- Firm Overview
- Practice Areas
- Family Law Victories
- Personal Injury Victories
- FAQ Videos
Jeremy Betancourt, of Antioch, is being treated for “chemical dependency and psychological issues, including depression,” his lawyer Jed Stone told the Chicago Tribune in early August. Betancourt, 17, is facing charges of aggravated street racing and reckless homicide after a June crash that killed 16-year-old Cynthia Perez. Perez “was ejected form the back seat of the car after it flipped into a median ditch,” officials told the Tribune. Betancourt was allegedly racing another car, driven by 19-year-old Michael Dawson (who has also been charged with aggravated street racing and who is currently represented by a public defender), when he lost control of the vehicle and crashed in Gurnee. Betancourt is currently being held in a facility “where he will spend the next 45 days being treated,” according to the Tribune. Stone told the Tribune that, “this case is a tragedy for everyone… there are no winners, only losers in this case. The question is what we should do with a 17-year-old who was drag-racing and had an accident.”
Illegal street racing has long been glorified in American culture, as far back as the 1950s with movies such as “Rebel Without a Cause” and “Grease.” In 2001, according to National Highway Traffic Safety Administration statistics and as reported by the National Hot Rod Association (NHRA), “police listed street racing as a factor in 135 fatal crashes.” For every 1,000 people that participate in illegal street racing, according to the NHRA, 49 people are injured. Most of the people involved in fatal street racing crashes are teenagers, such as the incident that claimed the life of Perez this summer.
A report from Fox News cites National Highway Traffic Safety Administration statistics, which report that, “804 people were killed in racing-related crashes between 2001 and 2006.” The first part of the 2000's saw a decline in street-racing deaths, according to Fox, but they are “on the rise again, climbing roughly 35 percent from 111 in 2005 to 150 in 2006.”

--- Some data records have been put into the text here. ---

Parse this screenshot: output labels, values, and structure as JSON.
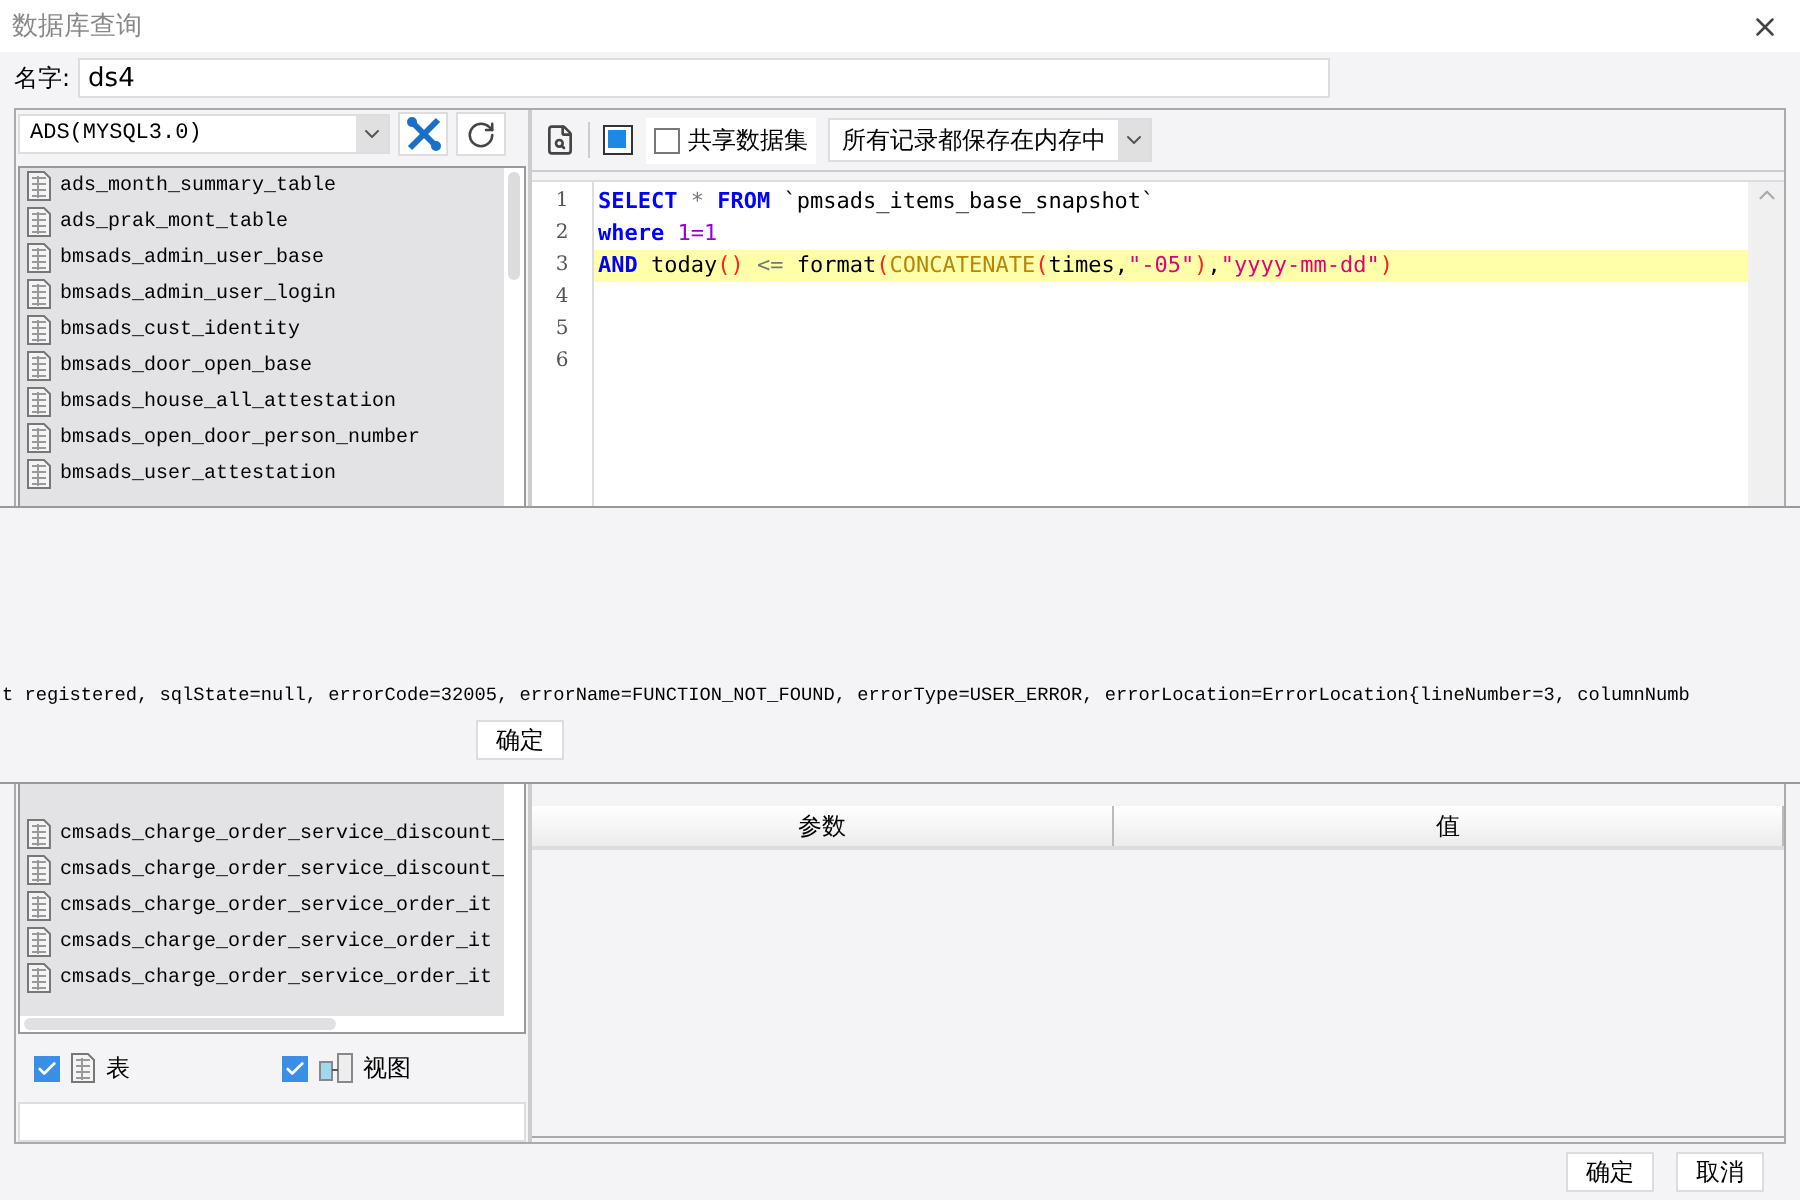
{
  "window": {
    "title": "数据库查询"
  },
  "name_field": {
    "label": "名字:",
    "value": "ds4"
  },
  "connection": {
    "value": "ADS(MYSQL3.0)"
  },
  "tables_top": [
    "ads_month_summary_table",
    "ads_prak_mont_table",
    "bmsads_admin_user_base",
    "bmsads_admin_user_login",
    "bmsads_cust_identity",
    "bmsads_door_open_base",
    "bmsads_house_all_attestation",
    "bmsads_open_door_person_number",
    "bmsads_user_attestation"
  ],
  "tables_bottom": [
    "cmsads_charge_order_service_discount_",
    "cmsads_charge_order_service_discount_",
    "cmsads_charge_order_service_order_it",
    "cmsads_charge_order_service_order_it",
    "cmsads_charge_order_service_order_it"
  ],
  "filters": [
    {
      "label": "表",
      "kind": "table",
      "checked": true
    },
    {
      "label": "视图",
      "kind": "view",
      "checked": true
    }
  ],
  "toolbar": {
    "share": {
      "label": "共享数据集",
      "checked": false
    },
    "storage": {
      "value": "所有记录都保存在内存中"
    }
  },
  "editor": {
    "lines": [
      {
        "number": "1",
        "highlighted": false,
        "tokens": [
          {
            "kind": "keyword",
            "text": "SELECT"
          },
          {
            "kind": "operator",
            "text": " * "
          },
          {
            "kind": "keyword",
            "text": "FROM"
          },
          {
            "kind": "plain",
            "text": " `pmsads_items_base_snapshot`"
          }
        ]
      },
      {
        "number": "2",
        "highlighted": false,
        "tokens": [
          {
            "kind": "keyword",
            "text": "where"
          },
          {
            "kind": "number",
            "text": " 1=1"
          }
        ]
      },
      {
        "number": "3",
        "highlighted": true,
        "tokens": [
          {
            "kind": "keyword",
            "text": "AND"
          },
          {
            "kind": "plain",
            "text": " today"
          },
          {
            "kind": "paren",
            "text": "()"
          },
          {
            "kind": "operator",
            "text": " <= "
          },
          {
            "kind": "plain",
            "text": "format"
          },
          {
            "kind": "paren",
            "text": "("
          },
          {
            "kind": "function",
            "text": "CONCATENATE"
          },
          {
            "kind": "paren",
            "text": "("
          },
          {
            "kind": "plain",
            "text": "times,"
          },
          {
            "kind": "string",
            "text": "\"-05\""
          },
          {
            "kind": "paren",
            "text": ")"
          },
          {
            "kind": "plain",
            "text": ","
          },
          {
            "kind": "string",
            "text": "\"yyyy-mm-dd\""
          },
          {
            "kind": "paren",
            "text": ")"
          }
        ]
      },
      {
        "number": "4",
        "highlighted": false
      },
      {
        "number": "5",
        "highlighted": false
      },
      {
        "number": "6",
        "highlighted": false
      }
    ]
  },
  "parameters": {
    "columns": [
      "参数",
      "值"
    ]
  },
  "error_dialog": {
    "message": "t registered, sqlState=null, errorCode=32005, errorName=FUNCTION_NOT_FOUND, errorType=USER_ERROR, errorLocation=ErrorLocation{lineNumber=3, columnNumb",
    "button": "确定"
  },
  "buttons": [
    {
      "label": "确定"
    },
    {
      "label": "取消"
    }
  ]
}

If you or someone you know has been injured in an illegal street-racing crash, you may be eligible for compensation. Don’t go through it alone. Contact an experienced Chicago-area personal injury attorney today.